The Montréal Canadiens’ star goaltender and franchise face Carey Price announced his voluntary leave of absence to join the NHL/NHLPA player assistance program, which provides resources for mental health and substance abuse issues, among others, for players and their families.
The Oct. 7 press release follows an outstanding 14-year career with the Habs, and the team believes Price will return to the ice this season.
Price’s decision to prioritize his mental health is courageous in a league and industry that too often turns a blind eye to the ‘invisible’ injuries their players face. The stigma around mental health exists in all facets of our society, but especially in a sport where the expectation is to be superhuman.
Hockey players take pride in the grit and toughness that is required to survive at the professional level. In 2015, Ryan McDonagh played a handful of playoff games for the New York Rangers on a broken foot, freezing it before each competition to numb the pain. Zdeno Chara dressed for multiple games for the Bruins in the 2019 Stanley Cup Finals with a broken jaw. The Lightning’s Victor Hedman powered through a torn meniscus for months during the 2020-2021 campaign.
It is, to some degree, what makes the sport so lovable — these guys will do whatever it takes to raise the Stanley Cup, and as a fan, that gets you amped up. But when is the line crossed? When do these injuries turn from a matter of pride to a matter of deep concern?
The NHL culture breeds superheroes. Players are praised for their strength and what they do on the ice, but what happens when they step off the big stage should be of matching importance.
The game doesn’t only take a physical toll, it takes a mental one, too. But the only doctors in those NHL locker rooms are for missing teeth and fractured hands — there seems to be a hole in where players can turn for emotional support.
Price has been showered with love and encouragement from the Canadiens organization and hockey fans around the world since making his departure public. The response speaks to the gradual positive change in how the sport’s community understands matters of mental health.
The problem in my eyes, though, is that it got this bad in the first place.
It’s easy for the NHL to show its support for Price once he has already hit his breaking point. From a PR standpoint, the posts and tweets look good — but that’s not how tangible change is made. The league needs to take a hard look at the ‘tough-guy’ system that has been perpetuated since its founding and implement preventive resources rather than waiting until their players can’t take it anymore.
Vegas Golden Knights goaltender Robin Lehner had a lot to say about this topic in his Sep. 28 interview with the “Spittin’ Chiclets” crew. From an inside perspective, he stressed that like any other people, players are struggling too, but mental illnesses such as OCD and anxiety are masked as being superstitious or stressed for a game.
Lehner called for greater education and awareness of these serious issues in locker rooms, and that must come from the top. This needs to be a cultural shift, an uphaul of the stigmas that don’t disappear unless actively worked against.
Price — being the superstar that he is — has a tremendously influential platform in the league.

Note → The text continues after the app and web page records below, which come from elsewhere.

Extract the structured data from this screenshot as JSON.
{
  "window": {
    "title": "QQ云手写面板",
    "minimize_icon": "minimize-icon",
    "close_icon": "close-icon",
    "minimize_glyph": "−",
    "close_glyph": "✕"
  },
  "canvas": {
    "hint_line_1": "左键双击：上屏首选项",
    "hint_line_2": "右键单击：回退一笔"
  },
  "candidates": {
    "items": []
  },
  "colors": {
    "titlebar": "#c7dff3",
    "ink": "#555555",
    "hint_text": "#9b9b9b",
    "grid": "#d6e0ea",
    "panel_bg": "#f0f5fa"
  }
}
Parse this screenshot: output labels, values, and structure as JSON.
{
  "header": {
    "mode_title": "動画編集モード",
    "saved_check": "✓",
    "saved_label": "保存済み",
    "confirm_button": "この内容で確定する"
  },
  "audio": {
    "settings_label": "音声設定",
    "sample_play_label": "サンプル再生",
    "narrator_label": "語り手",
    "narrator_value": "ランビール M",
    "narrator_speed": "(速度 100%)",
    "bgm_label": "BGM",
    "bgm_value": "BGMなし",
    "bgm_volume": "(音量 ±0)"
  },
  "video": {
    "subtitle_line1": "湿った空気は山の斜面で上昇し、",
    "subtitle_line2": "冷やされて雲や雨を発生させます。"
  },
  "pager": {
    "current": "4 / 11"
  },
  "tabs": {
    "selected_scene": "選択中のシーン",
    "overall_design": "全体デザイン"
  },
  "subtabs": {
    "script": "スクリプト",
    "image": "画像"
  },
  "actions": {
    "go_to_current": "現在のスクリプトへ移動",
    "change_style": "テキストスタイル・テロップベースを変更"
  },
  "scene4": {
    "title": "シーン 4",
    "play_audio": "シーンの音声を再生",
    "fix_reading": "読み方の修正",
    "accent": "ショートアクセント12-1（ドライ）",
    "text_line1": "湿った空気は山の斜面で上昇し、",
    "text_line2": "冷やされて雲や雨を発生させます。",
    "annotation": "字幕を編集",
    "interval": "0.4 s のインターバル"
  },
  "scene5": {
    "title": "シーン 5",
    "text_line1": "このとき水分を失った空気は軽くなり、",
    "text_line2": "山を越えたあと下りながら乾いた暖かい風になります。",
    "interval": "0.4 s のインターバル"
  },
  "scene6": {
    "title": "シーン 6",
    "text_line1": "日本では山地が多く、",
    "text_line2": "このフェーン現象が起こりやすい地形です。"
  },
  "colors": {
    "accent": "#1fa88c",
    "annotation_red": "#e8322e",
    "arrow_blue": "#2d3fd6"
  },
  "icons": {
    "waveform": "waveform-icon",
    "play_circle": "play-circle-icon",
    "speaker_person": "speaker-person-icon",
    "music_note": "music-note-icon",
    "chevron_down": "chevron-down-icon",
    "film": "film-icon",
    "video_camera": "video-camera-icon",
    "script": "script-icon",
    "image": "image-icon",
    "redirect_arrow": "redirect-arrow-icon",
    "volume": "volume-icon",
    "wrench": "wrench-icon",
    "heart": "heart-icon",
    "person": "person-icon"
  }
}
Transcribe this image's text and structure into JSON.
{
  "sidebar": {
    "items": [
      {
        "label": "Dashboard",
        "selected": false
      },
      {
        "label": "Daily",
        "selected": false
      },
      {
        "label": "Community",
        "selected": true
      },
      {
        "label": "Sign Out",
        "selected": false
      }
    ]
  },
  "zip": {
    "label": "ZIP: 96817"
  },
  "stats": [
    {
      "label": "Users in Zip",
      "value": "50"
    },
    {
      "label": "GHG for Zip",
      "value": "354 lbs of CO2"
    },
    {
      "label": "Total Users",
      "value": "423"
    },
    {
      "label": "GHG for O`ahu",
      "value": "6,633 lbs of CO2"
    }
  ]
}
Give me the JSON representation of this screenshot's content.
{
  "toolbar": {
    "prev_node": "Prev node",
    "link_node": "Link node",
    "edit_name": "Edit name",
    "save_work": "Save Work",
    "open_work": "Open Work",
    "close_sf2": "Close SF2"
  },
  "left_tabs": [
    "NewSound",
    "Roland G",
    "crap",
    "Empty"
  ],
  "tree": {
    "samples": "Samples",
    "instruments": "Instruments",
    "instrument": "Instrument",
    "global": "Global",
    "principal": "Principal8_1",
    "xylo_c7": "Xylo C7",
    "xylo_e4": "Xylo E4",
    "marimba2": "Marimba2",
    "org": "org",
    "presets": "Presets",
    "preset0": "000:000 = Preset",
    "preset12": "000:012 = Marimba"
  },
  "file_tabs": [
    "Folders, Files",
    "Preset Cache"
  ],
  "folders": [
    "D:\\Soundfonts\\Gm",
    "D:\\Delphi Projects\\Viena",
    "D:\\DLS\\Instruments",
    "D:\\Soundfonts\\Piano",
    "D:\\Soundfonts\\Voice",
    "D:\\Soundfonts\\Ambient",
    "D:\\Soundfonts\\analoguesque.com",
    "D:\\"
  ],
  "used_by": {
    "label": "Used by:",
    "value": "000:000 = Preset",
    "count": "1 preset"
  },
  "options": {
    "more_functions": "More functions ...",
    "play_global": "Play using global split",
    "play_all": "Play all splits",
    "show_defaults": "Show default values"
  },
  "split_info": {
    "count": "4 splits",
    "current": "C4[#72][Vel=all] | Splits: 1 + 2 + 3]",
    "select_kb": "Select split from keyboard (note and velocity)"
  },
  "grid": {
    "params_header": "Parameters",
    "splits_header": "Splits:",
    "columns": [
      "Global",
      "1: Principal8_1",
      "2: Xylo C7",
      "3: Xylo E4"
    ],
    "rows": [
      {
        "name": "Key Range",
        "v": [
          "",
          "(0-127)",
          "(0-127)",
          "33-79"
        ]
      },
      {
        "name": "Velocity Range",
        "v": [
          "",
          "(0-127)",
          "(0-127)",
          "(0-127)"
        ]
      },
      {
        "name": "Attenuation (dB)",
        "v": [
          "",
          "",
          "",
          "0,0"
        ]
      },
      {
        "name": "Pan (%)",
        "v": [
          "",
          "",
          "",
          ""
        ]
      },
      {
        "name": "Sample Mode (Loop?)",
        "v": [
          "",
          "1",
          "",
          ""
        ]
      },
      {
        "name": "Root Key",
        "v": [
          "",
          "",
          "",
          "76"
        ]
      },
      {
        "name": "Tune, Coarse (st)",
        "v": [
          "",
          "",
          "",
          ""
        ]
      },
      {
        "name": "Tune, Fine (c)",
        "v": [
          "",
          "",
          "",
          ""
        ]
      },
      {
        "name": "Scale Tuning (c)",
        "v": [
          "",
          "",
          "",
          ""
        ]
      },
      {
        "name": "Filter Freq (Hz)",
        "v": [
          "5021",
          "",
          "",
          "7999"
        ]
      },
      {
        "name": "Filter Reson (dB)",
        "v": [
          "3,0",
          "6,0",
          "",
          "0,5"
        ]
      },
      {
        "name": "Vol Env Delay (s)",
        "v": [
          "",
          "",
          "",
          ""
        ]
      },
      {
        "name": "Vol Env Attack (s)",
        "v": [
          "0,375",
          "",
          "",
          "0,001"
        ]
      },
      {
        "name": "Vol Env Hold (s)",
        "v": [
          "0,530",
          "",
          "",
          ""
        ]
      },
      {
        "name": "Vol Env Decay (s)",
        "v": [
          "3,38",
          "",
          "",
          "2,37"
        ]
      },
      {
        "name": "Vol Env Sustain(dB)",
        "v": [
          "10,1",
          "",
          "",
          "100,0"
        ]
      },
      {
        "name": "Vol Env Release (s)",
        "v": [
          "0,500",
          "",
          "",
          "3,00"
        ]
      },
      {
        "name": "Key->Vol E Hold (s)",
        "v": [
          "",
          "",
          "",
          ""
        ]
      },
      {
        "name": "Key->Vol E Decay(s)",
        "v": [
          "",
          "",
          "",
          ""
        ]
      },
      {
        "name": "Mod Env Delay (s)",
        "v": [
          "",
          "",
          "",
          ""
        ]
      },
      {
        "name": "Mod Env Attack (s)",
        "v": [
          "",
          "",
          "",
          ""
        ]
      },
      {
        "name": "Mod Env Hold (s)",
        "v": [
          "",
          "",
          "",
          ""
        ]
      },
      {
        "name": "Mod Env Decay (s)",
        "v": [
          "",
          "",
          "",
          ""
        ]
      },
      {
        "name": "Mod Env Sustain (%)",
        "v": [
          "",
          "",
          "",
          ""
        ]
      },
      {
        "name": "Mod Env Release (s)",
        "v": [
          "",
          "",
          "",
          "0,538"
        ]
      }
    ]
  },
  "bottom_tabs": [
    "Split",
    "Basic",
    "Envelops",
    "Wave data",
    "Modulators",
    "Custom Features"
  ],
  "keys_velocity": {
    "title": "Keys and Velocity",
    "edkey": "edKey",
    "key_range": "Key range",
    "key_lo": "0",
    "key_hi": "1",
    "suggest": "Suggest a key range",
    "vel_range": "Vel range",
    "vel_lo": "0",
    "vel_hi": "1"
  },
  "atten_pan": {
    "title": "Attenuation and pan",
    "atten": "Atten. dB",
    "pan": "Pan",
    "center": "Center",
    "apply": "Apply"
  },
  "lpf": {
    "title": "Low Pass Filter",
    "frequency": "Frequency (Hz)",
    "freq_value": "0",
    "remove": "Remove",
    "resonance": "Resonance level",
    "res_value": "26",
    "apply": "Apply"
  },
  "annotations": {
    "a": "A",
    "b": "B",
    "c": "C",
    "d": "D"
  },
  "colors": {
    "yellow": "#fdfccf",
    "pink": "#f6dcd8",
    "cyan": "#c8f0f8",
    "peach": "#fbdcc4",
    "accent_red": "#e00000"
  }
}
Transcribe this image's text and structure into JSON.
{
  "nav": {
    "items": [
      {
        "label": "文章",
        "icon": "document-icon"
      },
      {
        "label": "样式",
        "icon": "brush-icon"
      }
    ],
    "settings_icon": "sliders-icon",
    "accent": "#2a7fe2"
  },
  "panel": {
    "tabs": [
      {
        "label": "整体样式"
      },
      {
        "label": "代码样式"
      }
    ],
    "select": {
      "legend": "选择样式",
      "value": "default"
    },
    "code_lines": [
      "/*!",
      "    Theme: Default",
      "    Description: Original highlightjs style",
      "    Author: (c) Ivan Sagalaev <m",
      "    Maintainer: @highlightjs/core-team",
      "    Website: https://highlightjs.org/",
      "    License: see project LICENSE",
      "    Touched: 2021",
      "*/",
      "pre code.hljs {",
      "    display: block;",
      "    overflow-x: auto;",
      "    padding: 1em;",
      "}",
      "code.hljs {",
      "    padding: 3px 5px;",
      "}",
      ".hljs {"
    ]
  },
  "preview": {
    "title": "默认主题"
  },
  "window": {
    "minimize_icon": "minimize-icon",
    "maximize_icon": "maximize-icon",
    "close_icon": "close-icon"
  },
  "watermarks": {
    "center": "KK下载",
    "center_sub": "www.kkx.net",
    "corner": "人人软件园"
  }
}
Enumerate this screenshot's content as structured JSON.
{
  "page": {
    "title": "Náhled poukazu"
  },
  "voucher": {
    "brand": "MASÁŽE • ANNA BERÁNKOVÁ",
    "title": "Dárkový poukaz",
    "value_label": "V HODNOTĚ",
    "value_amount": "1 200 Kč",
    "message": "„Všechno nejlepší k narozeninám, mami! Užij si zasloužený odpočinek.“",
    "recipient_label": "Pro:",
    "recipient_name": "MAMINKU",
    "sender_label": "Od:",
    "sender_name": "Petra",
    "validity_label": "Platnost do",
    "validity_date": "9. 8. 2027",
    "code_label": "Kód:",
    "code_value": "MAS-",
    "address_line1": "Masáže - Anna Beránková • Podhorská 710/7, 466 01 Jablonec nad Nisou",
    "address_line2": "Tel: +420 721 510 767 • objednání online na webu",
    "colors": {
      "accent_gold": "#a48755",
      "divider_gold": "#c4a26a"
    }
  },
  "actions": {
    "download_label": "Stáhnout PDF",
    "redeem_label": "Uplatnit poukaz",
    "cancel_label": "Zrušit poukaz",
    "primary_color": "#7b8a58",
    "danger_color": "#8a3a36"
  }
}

Taking this step for himself and his family will hopefully serve as a message to his counterparts around the world that it is okay to ask for help — that it doesn’t mean you’re showing weakness, but instead, strength. Now it’s up to the NHL to be there for their players in a way they haven’t been before.